##### SUPPLIED DATA #####
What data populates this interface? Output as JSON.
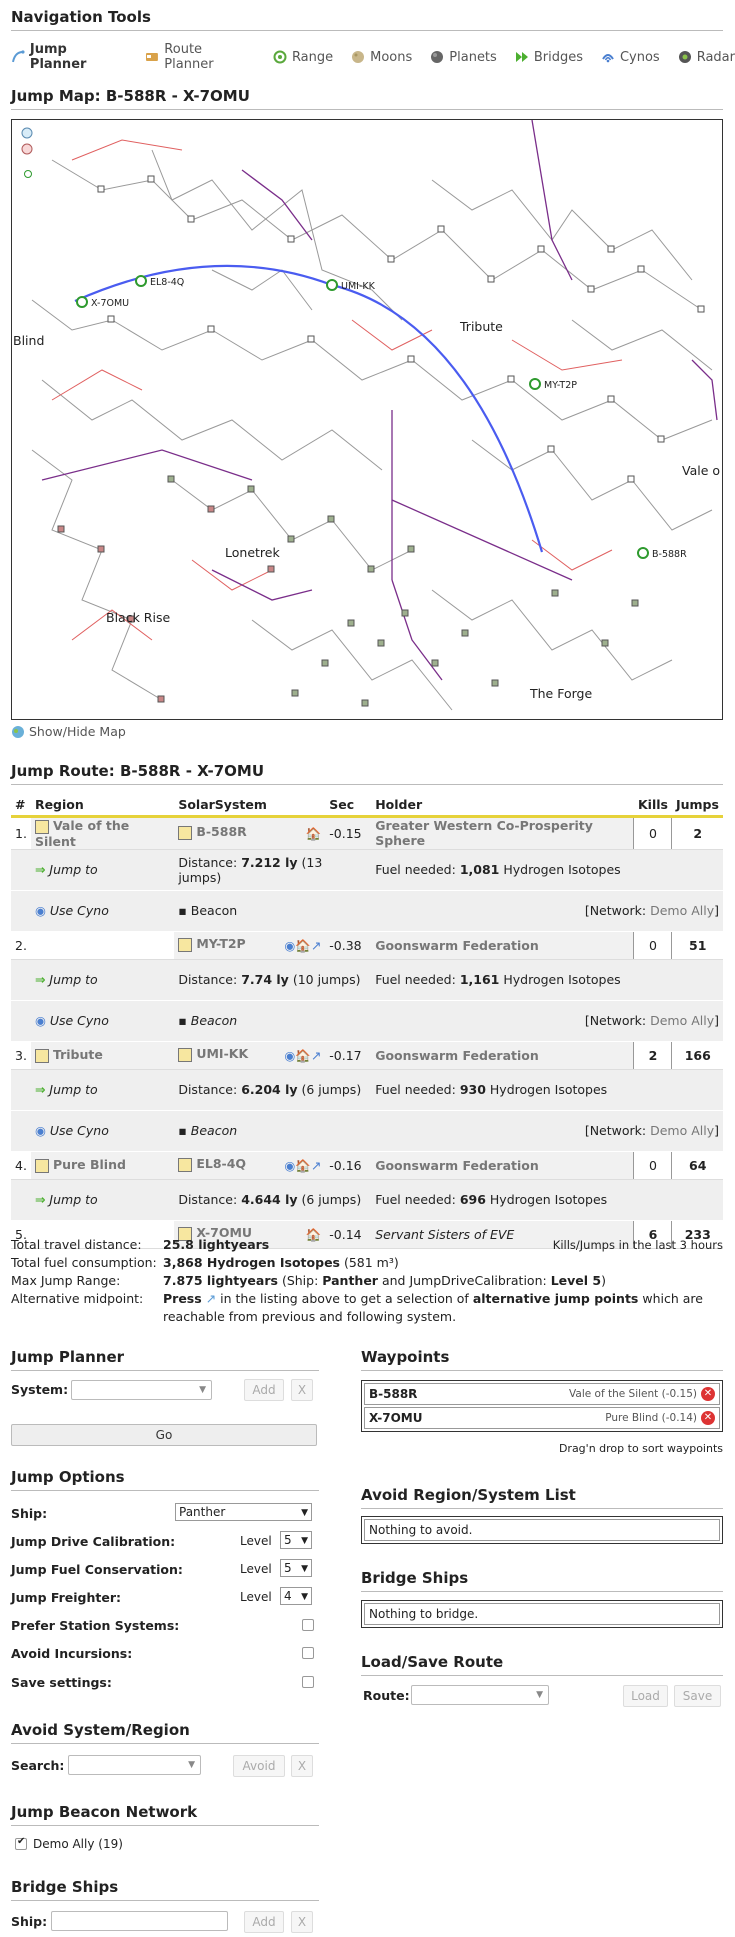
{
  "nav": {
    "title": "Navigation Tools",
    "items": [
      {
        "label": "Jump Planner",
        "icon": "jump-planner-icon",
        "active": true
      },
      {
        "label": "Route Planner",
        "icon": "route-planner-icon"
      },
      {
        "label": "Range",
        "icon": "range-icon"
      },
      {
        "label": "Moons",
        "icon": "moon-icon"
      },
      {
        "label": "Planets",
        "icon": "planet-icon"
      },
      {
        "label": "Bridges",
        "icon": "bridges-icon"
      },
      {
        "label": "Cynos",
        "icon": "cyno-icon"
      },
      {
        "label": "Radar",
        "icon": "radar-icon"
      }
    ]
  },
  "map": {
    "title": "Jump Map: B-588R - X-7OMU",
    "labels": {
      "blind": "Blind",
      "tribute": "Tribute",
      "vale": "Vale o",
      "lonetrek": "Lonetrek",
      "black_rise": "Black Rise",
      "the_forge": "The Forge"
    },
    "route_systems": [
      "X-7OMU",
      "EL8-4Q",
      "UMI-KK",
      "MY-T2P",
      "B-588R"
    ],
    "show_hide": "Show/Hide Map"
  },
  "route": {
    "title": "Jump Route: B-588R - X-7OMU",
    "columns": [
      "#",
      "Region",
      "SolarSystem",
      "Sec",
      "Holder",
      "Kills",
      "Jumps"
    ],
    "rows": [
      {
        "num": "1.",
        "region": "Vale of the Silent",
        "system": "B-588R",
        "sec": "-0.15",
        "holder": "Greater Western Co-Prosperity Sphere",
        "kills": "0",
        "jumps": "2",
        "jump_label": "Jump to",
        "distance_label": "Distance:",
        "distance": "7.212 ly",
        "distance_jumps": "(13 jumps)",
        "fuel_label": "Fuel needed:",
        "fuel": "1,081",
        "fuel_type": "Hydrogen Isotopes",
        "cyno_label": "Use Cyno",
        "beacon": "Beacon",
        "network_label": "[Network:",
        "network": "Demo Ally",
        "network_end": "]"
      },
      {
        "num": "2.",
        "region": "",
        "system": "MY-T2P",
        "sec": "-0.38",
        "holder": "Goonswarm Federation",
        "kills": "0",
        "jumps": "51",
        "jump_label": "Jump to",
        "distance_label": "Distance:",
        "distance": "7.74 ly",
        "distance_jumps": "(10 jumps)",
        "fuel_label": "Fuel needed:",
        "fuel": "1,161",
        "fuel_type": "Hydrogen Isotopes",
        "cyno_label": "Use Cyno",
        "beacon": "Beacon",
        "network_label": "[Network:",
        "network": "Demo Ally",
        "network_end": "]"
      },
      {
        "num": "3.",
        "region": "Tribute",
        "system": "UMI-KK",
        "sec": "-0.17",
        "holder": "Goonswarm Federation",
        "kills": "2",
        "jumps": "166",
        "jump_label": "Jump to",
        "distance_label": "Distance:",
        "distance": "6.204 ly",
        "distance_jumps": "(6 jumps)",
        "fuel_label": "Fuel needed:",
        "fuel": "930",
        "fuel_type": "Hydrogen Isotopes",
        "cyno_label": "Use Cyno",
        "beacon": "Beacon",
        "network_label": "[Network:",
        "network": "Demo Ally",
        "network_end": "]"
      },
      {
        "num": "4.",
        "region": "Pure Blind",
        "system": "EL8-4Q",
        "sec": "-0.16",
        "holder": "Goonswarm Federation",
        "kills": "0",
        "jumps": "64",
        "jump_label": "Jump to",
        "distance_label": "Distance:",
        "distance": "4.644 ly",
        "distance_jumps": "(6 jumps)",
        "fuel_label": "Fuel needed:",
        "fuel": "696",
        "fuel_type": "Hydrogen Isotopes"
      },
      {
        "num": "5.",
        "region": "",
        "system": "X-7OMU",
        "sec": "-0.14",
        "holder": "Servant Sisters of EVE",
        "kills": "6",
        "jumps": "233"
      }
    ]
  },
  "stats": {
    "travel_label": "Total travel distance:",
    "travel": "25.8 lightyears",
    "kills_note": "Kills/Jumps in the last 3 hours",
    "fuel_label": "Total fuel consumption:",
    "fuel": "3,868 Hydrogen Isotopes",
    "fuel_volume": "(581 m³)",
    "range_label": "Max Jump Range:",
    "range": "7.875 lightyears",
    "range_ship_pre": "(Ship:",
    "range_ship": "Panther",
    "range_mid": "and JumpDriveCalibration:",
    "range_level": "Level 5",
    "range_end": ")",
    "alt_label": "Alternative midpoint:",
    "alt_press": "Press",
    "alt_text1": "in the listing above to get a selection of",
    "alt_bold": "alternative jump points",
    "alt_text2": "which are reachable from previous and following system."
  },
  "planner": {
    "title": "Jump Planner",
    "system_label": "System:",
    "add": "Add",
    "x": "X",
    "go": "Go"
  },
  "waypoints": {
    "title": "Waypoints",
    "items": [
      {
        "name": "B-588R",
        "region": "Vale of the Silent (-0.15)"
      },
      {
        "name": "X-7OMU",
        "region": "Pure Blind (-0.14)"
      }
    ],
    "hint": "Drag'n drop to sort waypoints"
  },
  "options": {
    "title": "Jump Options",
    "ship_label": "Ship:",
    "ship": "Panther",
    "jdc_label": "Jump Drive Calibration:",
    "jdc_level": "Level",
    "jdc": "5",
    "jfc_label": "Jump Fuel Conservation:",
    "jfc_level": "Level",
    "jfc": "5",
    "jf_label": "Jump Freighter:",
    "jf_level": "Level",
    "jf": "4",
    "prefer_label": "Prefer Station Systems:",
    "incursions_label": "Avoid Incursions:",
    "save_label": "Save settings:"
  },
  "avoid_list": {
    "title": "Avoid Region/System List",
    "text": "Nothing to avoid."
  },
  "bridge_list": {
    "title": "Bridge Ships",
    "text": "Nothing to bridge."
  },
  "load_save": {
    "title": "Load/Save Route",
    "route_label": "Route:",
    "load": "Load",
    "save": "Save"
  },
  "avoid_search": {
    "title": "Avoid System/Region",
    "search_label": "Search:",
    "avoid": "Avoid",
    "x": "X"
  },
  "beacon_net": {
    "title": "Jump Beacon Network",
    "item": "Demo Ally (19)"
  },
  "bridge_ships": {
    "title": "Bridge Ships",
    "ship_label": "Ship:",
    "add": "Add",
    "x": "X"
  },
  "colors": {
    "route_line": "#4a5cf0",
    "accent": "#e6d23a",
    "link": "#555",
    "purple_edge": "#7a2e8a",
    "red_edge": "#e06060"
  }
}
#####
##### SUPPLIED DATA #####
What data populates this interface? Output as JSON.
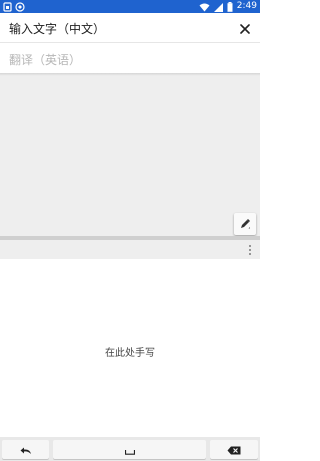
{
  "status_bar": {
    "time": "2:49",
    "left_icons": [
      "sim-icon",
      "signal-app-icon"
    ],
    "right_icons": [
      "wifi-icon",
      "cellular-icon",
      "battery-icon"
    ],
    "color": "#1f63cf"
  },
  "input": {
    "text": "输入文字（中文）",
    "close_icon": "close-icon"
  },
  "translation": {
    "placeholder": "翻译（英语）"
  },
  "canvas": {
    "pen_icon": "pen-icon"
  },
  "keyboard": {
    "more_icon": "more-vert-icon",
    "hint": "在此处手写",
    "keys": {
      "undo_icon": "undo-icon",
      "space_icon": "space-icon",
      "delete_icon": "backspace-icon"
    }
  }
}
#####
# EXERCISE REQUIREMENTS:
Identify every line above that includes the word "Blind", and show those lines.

# EXPECTED ANSWER:
      "blind": "Blind",
        "region": "Pure Blind",
        "region": "Pure Blind (-0.14)"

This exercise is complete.